BUDAPEST, Aug. 17 (Xinhua) -- About 1,000 craftsmen will present their talents and their products at the 33rd Festival of Folk Arts, which started on Saturday at the Buda Royal Palace of the Hungarian capital, the organizer said.
"It's a holiday. On the one hand, we are preparing for Hungary's birthday (Aug. 20), and, on the other hand, to regain rank and recognition for work and handicrafts," Hungarian Minister of Agriculture Istvan Nagy told the opening ceremony.
Aug. 20 is the national holiday for Hungarians, celebrated with day-long festivities followed by fireworks throughout the country.
"The Festival of Folk Arts celebrates the craftsmanship of the whole Carpathian Basin, for the 33rd time. All ages can enjoy the event," Nagy added.
"Every year, the workshops -- where masters present special craft tricks and practices -- draw a great deal of interest," the organizer, the Association of Hungarian Folk Artists said in a statement.

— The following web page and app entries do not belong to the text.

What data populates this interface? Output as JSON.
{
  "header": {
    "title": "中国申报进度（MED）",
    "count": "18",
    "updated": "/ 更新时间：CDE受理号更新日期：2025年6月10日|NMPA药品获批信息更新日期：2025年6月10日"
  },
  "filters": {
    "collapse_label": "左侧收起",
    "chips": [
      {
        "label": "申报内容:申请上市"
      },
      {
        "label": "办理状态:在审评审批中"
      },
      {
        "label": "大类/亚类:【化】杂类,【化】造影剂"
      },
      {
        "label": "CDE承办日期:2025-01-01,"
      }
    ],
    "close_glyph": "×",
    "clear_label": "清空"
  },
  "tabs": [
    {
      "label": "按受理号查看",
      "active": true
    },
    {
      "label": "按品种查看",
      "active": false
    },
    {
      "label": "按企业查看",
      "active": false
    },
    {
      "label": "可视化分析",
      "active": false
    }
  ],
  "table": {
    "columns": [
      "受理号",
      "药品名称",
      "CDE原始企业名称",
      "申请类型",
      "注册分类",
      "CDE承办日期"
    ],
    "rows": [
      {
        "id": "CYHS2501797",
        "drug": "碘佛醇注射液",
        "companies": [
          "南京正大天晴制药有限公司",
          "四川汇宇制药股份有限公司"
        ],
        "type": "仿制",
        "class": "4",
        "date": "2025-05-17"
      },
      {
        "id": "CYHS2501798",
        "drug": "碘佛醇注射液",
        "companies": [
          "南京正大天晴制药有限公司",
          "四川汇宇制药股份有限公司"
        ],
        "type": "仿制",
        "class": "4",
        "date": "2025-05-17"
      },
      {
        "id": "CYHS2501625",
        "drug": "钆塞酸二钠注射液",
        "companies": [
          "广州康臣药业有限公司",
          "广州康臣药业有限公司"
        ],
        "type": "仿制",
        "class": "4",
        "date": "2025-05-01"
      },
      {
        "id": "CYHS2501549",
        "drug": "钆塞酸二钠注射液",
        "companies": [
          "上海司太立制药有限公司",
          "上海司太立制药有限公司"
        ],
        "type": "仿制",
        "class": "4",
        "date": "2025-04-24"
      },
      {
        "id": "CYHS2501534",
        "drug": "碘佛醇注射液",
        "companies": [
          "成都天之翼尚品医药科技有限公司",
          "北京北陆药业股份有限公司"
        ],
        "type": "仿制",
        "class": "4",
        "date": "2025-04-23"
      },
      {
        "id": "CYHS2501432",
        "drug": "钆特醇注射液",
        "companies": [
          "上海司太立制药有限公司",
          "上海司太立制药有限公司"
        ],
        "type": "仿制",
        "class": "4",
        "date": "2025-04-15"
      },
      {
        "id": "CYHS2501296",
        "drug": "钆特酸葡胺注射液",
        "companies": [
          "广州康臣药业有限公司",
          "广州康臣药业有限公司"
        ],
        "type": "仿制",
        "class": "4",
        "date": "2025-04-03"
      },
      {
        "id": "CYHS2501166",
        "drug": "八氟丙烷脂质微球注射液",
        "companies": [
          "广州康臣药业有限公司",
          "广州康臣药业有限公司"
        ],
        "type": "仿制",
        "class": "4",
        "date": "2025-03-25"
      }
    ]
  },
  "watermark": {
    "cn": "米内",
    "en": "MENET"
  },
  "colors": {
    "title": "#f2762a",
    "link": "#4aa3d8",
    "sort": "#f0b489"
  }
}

Visitors are able to observe unique knowledge rooted in centuries of generational experience, immense humility and love, according to the statement.

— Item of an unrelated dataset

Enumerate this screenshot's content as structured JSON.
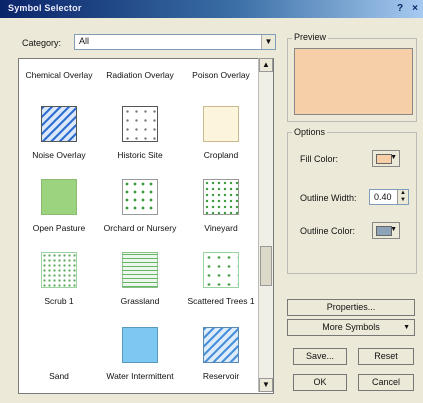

During the four-day event, tradesmen move their workshops to the Buda Castle so that whoever would like to can try their hands at the many crafts.
These four days are the most significant meeting place for masters living in Hungary and abroad.
The special guests of the 33rd Festival of Folk Arts are crafts masters from China, Kazakhstan, Kyrgyzstan, Tajikistan and Uzbekistan.
During the four days of the festival, Hungary's greatest musicians, singers, folk dancers and story tellers will perform on the stage.
"When I was a child, we used to come here every year with my parents and brothers, we played with the wooden swords and ate sweet pastries," Andras Muller, a 21 year-old student told Xinhua.
"Today, I came with my girlfriend and we'll spend more time around fashion shows and concerts," he added.
The featured topic of the 33rd Festival of Folk Arts will be the crafting of traditional footwear, with special attention given to the slippers made in Szeged, in the South of Hungary, which have been the subject of renewed cultural interest in recent years.
Visitors will have access to exhibitions and fashion shows, and those who are interested can learn how to make the Szeged slippers, and see how these traditional designs have been reinvented by Hungarian contemporary folk artists.
The festival also hosts shoemakers from as far away as Morocco and Iceland, and a renowned Turkish shoemaker master displays some of the shoes they created for the Harry Potter movies.